To be fair, even with accurate data from the engines we’d still use our own tools and perform our own analyses, so really we’re back where we started from. There are some excellent tools we can use to track backlinks. Indexed pages, not so much, but there are workarounds for that, too.
Although SEOmoz has gotten a lot of flak for the technology behind its tool Linkscape, it’s actually an awesome piece of kit. (I wrote “kit” so I could sound like a cool Brit. Yes, I failed.) There are many different ways one can use Linkscape to analyze, dissect, reverse engineer and just basically own the link information of competing websites.
Majestic is another great tool and it really shines once a site is authenticated (for sites you don’t own, you can pay Majestic a fee to get the same data). However, I’m anxious to see how their data ages and the accuracy of its trending information.

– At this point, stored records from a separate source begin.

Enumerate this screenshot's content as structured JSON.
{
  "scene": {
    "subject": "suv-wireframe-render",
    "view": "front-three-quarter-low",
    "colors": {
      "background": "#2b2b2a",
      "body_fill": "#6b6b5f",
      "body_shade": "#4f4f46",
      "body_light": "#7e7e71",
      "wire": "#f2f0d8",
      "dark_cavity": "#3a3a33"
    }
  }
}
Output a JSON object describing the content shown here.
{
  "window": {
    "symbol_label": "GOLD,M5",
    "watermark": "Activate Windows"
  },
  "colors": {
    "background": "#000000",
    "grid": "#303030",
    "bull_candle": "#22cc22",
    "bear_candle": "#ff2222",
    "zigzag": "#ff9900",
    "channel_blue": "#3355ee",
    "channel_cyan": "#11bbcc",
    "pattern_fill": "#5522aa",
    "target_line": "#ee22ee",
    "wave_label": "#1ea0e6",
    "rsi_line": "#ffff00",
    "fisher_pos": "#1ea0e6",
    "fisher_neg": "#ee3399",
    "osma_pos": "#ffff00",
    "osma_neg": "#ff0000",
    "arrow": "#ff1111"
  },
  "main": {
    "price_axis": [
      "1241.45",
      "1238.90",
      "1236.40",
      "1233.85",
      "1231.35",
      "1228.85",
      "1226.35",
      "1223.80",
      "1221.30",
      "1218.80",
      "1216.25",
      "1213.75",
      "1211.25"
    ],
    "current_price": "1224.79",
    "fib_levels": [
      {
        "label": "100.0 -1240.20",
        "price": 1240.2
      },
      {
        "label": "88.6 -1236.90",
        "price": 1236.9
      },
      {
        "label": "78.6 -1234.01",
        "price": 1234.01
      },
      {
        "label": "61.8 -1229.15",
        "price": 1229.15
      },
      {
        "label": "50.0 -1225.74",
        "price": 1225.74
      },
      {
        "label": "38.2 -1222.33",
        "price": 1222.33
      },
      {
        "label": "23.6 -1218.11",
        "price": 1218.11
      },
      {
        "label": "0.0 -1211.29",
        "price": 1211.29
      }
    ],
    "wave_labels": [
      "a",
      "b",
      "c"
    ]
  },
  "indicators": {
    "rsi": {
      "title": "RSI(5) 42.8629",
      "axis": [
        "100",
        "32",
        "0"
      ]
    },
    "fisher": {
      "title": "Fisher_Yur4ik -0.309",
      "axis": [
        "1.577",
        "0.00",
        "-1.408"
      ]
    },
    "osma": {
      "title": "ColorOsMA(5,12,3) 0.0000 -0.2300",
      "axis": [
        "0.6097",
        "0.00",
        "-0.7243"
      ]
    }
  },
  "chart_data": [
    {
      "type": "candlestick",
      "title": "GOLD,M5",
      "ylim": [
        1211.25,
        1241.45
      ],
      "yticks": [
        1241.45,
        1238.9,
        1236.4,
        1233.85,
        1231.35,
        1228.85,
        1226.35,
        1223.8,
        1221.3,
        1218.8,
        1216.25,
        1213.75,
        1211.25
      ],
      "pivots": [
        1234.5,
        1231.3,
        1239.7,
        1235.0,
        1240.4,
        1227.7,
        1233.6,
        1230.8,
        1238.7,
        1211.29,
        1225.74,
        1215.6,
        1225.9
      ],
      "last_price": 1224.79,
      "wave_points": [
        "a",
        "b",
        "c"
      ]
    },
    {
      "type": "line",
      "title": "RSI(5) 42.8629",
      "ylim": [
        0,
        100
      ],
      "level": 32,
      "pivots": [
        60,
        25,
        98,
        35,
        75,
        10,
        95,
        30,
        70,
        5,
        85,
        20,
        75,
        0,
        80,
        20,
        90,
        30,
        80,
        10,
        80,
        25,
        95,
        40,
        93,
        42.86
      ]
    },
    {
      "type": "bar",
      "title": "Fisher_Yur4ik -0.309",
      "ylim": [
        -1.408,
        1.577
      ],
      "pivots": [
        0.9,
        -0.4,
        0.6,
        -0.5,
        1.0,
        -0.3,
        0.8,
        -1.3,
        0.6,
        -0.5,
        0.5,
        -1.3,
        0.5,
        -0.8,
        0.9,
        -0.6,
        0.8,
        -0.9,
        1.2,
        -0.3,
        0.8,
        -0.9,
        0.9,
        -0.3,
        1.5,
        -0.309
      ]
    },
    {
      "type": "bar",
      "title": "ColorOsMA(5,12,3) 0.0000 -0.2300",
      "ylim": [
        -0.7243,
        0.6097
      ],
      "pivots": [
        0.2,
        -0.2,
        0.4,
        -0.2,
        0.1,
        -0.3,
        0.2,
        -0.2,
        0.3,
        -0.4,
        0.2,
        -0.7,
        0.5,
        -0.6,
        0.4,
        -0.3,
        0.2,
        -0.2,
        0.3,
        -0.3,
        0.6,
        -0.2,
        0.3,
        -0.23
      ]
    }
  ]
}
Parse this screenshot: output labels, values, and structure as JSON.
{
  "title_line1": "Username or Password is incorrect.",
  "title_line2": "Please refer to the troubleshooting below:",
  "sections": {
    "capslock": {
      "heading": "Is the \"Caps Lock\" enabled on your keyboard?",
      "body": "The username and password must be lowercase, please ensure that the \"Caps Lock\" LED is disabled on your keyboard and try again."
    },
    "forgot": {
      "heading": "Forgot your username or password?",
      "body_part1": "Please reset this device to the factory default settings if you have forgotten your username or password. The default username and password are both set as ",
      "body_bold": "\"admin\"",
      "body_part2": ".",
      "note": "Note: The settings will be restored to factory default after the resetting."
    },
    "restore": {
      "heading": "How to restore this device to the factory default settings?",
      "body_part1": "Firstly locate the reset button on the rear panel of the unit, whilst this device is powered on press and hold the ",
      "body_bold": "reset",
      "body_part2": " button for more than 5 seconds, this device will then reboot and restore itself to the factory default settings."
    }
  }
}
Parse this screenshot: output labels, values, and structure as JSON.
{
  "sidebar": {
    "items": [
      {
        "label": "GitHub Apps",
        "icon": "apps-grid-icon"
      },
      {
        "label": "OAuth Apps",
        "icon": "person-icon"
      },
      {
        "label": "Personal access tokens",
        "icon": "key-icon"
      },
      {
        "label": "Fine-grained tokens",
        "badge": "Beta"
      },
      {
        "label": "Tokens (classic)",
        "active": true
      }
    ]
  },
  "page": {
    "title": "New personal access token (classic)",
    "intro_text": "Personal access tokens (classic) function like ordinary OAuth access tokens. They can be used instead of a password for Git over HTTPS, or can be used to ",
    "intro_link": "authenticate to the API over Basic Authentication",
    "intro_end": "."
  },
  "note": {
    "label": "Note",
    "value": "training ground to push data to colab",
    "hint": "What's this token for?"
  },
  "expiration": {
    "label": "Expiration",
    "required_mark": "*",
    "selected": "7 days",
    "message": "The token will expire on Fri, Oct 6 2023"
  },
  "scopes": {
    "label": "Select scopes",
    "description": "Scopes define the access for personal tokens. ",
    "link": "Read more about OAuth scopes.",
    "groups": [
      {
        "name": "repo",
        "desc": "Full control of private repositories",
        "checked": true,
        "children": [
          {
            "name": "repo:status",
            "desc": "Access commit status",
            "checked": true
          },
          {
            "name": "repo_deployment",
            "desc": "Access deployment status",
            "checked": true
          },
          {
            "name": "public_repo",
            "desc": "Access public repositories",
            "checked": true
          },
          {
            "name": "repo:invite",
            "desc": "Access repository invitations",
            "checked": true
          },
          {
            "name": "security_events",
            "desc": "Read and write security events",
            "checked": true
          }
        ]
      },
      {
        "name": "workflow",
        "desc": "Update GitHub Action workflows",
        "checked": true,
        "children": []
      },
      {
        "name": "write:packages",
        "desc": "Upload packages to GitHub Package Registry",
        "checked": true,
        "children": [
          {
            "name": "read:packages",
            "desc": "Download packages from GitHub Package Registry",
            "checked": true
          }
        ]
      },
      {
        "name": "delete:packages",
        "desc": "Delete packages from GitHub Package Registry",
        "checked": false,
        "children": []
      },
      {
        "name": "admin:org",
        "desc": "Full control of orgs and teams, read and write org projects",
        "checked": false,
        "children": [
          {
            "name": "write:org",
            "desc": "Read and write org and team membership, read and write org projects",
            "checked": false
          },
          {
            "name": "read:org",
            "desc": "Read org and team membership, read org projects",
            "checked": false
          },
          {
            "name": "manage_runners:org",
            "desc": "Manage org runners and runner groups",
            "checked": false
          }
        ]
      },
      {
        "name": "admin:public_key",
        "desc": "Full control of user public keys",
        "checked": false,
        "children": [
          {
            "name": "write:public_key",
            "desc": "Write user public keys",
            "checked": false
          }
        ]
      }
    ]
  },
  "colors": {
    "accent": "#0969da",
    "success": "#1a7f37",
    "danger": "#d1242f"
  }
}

Both of these tools do a great job analyzing backlink profiles and showing important metrics such as the domain and URL authority, the number of unique domains linking to a page or website, anchor text information and much more. They also make use of proprietary scoring methods: “ACRank” for Majestic and “mozRank” for Linkscape.
OSE is the newcomer, also from SEOmoz and it’s designed to replace the already dying Yahoo Site Explorer (thank god). It’s another good tool and is based on Linkscape.
While we can’t accurately track indexed pages outside of the search engines, we can use a tool like SEMrush to analyze overall keyword visibility in Google. No, this isn’t going to give us N number of URLs in Google’s index, but what it will do is surface a selection (the data can’t be definitive, nor does it need to in order to be actionable) of terms a domain is ranking for. Pretty darn useful, if you ask me.
The best part about all of these tools, including Google’s own Webmaster Tools, is that the data can be exported into Excel for further analysis. That’s where the magic happens.
What metrics to track
The primary metrics we track are the percentage of overall site traffic from free search, the percentage share of each engine, free search traffic at the keyword level (using clustering for related terms) and the delta between branded and non-branded free search traffic. Then, you can slice and dice as deeply as you need to go, looking at bounce rates, conversion data and more. Often, we do specific analyses at the category or product page level, too.
These are really the primary metrics we should track. You can go further, too, to track things like landing page yield and keyword reach, as illustrated by Brian Klais in the Analyze This column (which I highly recommend adding to your feed reader subscription list).
I really want to stop tracking indexed pages and backlinks using Google and Yahoo’s data. I need to stop. But until there’s a better way, until a reliable and accurate set of metrics and tools exists, this is the standard that we have. This is the best we can do. Sure, we can use our own tools like the excellent ones outlined here and perform our own analyses and we can ensure that cutting-edge and competitive SEO strategies are being formulated.
But C-level executives will continue to request things like ranking reports, indexed page counts, backlink counts (from the engines, not from a third-party tool) and even toolbar PageRank. The problem with these “metrics,” if you can even call them that, is they’re only useful in documenting what the engines are saying. They aren’t useful in documenting a site’s health, potential or competitive SEO stature.
Some opinions expressed in this article may be those of a guest author and not necessarily Search Engine Land. Staff authors are listed here.